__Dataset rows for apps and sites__
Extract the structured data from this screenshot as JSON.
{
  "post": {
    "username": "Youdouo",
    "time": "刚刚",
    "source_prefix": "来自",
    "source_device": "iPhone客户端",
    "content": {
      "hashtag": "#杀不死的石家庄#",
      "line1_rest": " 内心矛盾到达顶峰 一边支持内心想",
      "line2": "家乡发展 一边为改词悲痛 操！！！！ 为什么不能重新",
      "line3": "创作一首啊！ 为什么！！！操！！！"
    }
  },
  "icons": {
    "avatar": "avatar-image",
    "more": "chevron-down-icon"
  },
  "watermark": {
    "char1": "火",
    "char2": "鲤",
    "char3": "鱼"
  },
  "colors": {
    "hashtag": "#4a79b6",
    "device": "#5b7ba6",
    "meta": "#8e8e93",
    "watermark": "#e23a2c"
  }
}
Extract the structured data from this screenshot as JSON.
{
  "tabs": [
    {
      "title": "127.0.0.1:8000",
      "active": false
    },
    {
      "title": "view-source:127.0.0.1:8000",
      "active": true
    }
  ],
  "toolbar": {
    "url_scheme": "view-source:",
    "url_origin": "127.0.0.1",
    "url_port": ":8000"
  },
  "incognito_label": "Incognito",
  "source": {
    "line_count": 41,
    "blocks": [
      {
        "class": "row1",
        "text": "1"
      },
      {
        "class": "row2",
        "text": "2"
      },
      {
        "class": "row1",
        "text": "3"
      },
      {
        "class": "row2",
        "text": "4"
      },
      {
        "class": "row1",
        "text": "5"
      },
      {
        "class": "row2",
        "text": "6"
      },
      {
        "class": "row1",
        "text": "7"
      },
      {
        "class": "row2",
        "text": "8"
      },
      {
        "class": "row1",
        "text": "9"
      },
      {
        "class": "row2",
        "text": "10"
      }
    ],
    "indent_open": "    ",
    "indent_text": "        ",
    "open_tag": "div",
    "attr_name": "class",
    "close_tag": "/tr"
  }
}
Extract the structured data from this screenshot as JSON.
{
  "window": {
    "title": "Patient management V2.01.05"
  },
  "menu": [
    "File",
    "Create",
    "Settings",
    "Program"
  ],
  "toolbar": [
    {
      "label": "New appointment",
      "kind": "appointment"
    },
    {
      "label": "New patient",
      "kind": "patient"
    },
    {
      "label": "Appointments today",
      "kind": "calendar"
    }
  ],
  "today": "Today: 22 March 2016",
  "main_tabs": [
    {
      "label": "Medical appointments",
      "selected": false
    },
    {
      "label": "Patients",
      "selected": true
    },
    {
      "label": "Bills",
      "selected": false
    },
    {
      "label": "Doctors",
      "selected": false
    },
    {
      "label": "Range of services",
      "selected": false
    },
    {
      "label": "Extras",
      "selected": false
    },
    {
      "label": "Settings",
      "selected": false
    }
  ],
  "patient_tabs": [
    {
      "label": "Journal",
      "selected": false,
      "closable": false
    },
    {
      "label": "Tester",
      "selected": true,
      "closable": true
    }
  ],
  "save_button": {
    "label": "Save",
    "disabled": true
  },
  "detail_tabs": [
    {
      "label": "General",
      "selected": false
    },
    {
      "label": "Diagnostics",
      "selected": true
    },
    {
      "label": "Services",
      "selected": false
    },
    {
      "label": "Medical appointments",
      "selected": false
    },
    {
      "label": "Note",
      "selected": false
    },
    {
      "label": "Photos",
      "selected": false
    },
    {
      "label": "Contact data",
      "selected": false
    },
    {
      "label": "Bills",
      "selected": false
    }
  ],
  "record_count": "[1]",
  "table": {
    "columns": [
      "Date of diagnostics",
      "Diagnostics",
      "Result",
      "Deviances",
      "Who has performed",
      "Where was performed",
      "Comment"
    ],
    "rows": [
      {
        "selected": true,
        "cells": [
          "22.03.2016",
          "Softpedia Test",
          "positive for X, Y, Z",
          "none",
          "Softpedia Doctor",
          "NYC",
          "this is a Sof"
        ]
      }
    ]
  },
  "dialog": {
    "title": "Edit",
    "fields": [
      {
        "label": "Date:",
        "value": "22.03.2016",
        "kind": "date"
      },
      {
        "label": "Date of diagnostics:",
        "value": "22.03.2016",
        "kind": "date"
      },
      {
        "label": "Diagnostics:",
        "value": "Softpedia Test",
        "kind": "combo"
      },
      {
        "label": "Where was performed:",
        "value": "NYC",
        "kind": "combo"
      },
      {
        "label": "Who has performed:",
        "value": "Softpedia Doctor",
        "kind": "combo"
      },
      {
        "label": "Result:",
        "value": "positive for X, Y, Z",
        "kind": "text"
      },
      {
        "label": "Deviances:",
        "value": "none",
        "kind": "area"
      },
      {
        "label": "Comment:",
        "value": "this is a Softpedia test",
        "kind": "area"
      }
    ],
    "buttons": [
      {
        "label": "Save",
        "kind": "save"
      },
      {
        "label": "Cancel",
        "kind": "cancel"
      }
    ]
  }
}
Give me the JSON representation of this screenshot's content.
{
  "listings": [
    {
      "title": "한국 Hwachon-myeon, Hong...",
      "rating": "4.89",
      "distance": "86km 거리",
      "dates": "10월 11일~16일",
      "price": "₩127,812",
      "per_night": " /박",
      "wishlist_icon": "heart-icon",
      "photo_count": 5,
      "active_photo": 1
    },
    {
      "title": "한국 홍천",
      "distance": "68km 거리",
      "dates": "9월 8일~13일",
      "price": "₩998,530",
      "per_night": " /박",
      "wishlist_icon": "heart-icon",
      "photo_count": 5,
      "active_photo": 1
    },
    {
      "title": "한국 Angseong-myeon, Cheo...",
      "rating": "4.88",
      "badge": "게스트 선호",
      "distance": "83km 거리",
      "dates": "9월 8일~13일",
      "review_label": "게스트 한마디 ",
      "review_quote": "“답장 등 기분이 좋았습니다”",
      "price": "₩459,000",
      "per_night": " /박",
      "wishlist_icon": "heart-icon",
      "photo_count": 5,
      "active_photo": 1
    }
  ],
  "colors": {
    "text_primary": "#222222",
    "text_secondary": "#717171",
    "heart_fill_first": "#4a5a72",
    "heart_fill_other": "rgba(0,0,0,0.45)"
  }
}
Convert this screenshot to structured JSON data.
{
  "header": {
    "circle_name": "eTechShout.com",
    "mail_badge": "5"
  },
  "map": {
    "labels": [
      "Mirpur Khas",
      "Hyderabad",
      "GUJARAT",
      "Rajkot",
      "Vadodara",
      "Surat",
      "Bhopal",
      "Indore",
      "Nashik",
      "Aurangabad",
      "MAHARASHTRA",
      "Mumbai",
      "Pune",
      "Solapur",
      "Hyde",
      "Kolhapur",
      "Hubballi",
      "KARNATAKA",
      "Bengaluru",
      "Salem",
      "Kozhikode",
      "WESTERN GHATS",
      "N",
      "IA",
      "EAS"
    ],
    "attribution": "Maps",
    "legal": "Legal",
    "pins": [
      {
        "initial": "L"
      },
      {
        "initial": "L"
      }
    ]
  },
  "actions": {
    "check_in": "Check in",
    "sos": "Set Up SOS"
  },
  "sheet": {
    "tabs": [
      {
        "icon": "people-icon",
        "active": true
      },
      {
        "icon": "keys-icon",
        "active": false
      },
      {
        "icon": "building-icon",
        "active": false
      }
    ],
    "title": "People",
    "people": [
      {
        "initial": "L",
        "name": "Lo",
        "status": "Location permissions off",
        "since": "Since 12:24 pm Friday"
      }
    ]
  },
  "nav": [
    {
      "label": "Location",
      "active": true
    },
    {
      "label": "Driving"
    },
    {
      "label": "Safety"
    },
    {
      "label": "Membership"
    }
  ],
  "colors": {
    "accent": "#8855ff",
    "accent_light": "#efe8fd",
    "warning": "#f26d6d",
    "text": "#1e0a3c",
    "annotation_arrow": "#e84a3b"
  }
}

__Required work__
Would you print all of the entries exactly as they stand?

__Exercise answer__
Extract the structured data from this screenshot as JSON.
{
  "post": {
    "username": "Youdouo",
    "time": "刚刚",
    "source_prefix": "来自",
    "source_device": "iPhone客户端",
    "content": {
      "hashtag": "#杀不死的石家庄#",
      "line1_rest": " 内心矛盾到达顶峰 一边支持内心想",
      "line2": "家乡发展 一边为改词悲痛 操！！！！ 为什么不能重新",
      "line3": "创作一首啊！ 为什么！！！操！！！"
    }
  },
  "icons": {
    "avatar": "avatar-image",
    "more": "chevron-down-icon"
  },
  "watermark": {
    "char1": "火",
    "char2": "鲤",
    "char3": "鱼"
  },
  "colors": {
    "hashtag": "#4a79b6",
    "device": "#5b7ba6",
    "meta": "#8e8e93",
    "watermark": "#e23a2c"
  }
}
Extract the structured data from this screenshot as JSON.
{
  "tabs": [
    {
      "title": "127.0.0.1:8000",
      "active": false
    },
    {
      "title": "view-source:127.0.0.1:8000",
      "active": true
    }
  ],
  "toolbar": {
    "url_scheme": "view-source:",
    "url_origin": "127.0.0.1",
    "url_port": ":8000"
  },
  "incognito_label": "Incognito",
  "source": {
    "line_count": 41,
    "blocks": [
      {
        "class": "row1",
        "text": "1"
      },
      {
        "class": "row2",
        "text": "2"
      },
      {
        "class": "row1",
        "text": "3"
      },
      {
        "class": "row2",
        "text": "4"
      },
      {
        "class": "row1",
        "text": "5"
      },
      {
        "class": "row2",
        "text": "6"
      },
      {
        "class": "row1",
        "text": "7"
      },
      {
        "class": "row2",
        "text": "8"
      },
      {
        "class": "row1",
        "text": "9"
      },
      {
        "class": "row2",
        "text": "10"
      }
    ],
    "indent_open": "    ",
    "indent_text": "        ",
    "open_tag": "div",
    "attr_name": "class",
    "close_tag": "/tr"
  }
}
Extract the structured data from this screenshot as JSON.
{
  "window": {
    "title": "Patient management V2.01.05"
  },
  "menu": [
    "File",
    "Create",
    "Settings",
    "Program"
  ],
  "toolbar": [
    {
      "label": "New appointment",
      "kind": "appointment"
    },
    {
      "label": "New patient",
      "kind": "patient"
    },
    {
      "label": "Appointments today",
      "kind": "calendar"
    }
  ],
  "today": "Today: 22 March 2016",
  "main_tabs": [
    {
      "label": "Medical appointments",
      "selected": false
    },
    {
      "label": "Patients",
      "selected": true
    },
    {
      "label": "Bills",
      "selected": false
    },
    {
      "label": "Doctors",
      "selected": false
    },
    {
      "label": "Range of services",
      "selected": false
    },
    {
      "label": "Extras",
      "selected": false
    },
    {
      "label": "Settings",
      "selected": false
    }
  ],
  "patient_tabs": [
    {
      "label": "Journal",
      "selected": false,
      "closable": false
    },
    {
      "label": "Tester",
      "selected": true,
      "closable": true
    }
  ],
  "save_button": {
    "label": "Save",
    "disabled": true
  },
  "detail_tabs": [
    {
      "label": "General",
      "selected": false
    },
    {
      "label": "Diagnostics",
      "selected": true
    },
    {
      "label": "Services",
      "selected": false
    },
    {
      "label": "Medical appointments",
      "selected": false
    },
    {
      "label": "Note",
      "selected": false
    },
    {
      "label": "Photos",
      "selected": false
    },
    {
      "label": "Contact data",
      "selected": false
    },
    {
      "label": "Bills",
      "selected": false
    }
  ],
  "record_count": "[1]",
  "table": {
    "columns": [
      "Date of diagnostics",
      "Diagnostics",
      "Result",
      "Deviances",
      "Who has performed",
      "Where was performed",
      "Comment"
    ],
    "rows": [
      {
        "selected": true,
        "cells": [
          "22.03.2016",
          "Softpedia Test",
          "positive for X, Y, Z",
          "none",
          "Softpedia Doctor",
          "NYC",
          "this is a Sof"
        ]
      }
    ]
  },
  "dialog": {
    "title": "Edit",
    "fields": [
      {
        "label": "Date:",
        "value": "22.03.2016",
        "kind": "date"
      },
      {
        "label": "Date of diagnostics:",
        "value": "22.03.2016",
        "kind": "date"
      },
      {
        "label": "Diagnostics:",
        "value": "Softpedia Test",
        "kind": "combo"
      },
      {
        "label": "Where was performed:",
        "value": "NYC",
        "kind": "combo"
      },
      {
        "label": "Who has performed:",
        "value": "Softpedia Doctor",
        "kind": "combo"
      },
      {
        "label": "Result:",
        "value": "positive for X, Y, Z",
        "kind": "text"
      },
      {
        "label": "Deviances:",
        "value": "none",
        "kind": "area"
      },
      {
        "label": "Comment:",
        "value": "this is a Softpedia test",
        "kind": "area"
      }
    ],
    "buttons": [
      {
        "label": "Save",
        "kind": "save"
      },
      {
        "label": "Cancel",
        "kind": "cancel"
      }
    ]
  }
}
Give me the JSON representation of this screenshot's content.
{
  "listings": [
    {
      "title": "한국 Hwachon-myeon, Hong...",
      "rating": "4.89",
      "distance": "86km 거리",
      "dates": "10월 11일~16일",
      "price": "₩127,812",
      "per_night": " /박",
      "wishlist_icon": "heart-icon",
      "photo_count": 5,
      "active_photo": 1
    },
    {
      "title": "한국 홍천",
      "distance": "68km 거리",
      "dates": "9월 8일~13일",
      "price": "₩998,530",
      "per_night": " /박",
      "wishlist_icon": "heart-icon",
      "photo_count": 5,
      "active_photo": 1
    },
    {
      "title": "한국 Angseong-myeon, Cheo...",
      "rating": "4.88",
      "badge": "게스트 선호",
      "distance": "83km 거리",
      "dates": "9월 8일~13일",
      "review_label": "게스트 한마디 ",
      "review_quote": "“답장 등 기분이 좋았습니다”",
      "price": "₩459,000",
      "per_night": " /박",
      "wishlist_icon": "heart-icon",
      "photo_count": 5,
      "active_photo": 1
    }
  ],
  "colors": {
    "text_primary": "#222222",
    "text_secondary": "#717171",
    "heart_fill_first": "#4a5a72",
    "heart_fill_other": "rgba(0,0,0,0.45)"
  }
}
Convert this screenshot to structured JSON data.
{
  "header": {
    "circle_name": "eTechShout.com",
    "mail_badge": "5"
  },
  "map": {
    "labels": [
      "Mirpur Khas",
      "Hyderabad",
      "GUJARAT",
      "Rajkot",
      "Vadodara",
      "Surat",
      "Bhopal",
      "Indore",
      "Nashik",
      "Aurangabad",
      "MAHARASHTRA",
      "Mumbai",
      "Pune",
      "Solapur",
      "Hyde",
      "Kolhapur",
      "Hubballi",
      "KARNATAKA",
      "Bengaluru",
      "Salem",
      "Kozhikode",
      "WESTERN GHATS",
      "N",
      "IA",
      "EAS"
    ],
    "attribution": "Maps",
    "legal": "Legal",
    "pins": [
      {
        "initial": "L"
      },
      {
        "initial": "L"
      }
    ]
  },
  "actions": {
    "check_in": "Check in",
    "sos": "Set Up SOS"
  },
  "sheet": {
    "tabs": [
      {
        "icon": "people-icon",
        "active": true
      },
      {
        "icon": "keys-icon",
        "active": false
      },
      {
        "icon": "building-icon",
        "active": false
      }
    ],
    "title": "People",
    "people": [
      {
        "initial": "L",
        "name": "Lo",
        "status": "Location permissions off",
        "since": "Since 12:24 pm Friday"
      }
    ]
  },
  "nav": [
    {
      "label": "Location",
      "active": true
    },
    {
      "label": "Driving"
    },
    {
      "label": "Safety"
    },
    {
      "label": "Membership"
    }
  ],
  "colors": {
    "accent": "#8855ff",
    "accent_light": "#efe8fd",
    "warning": "#f26d6d",
    "text": "#1e0a3c",
    "annotation_arrow": "#e84a3b"
  }
}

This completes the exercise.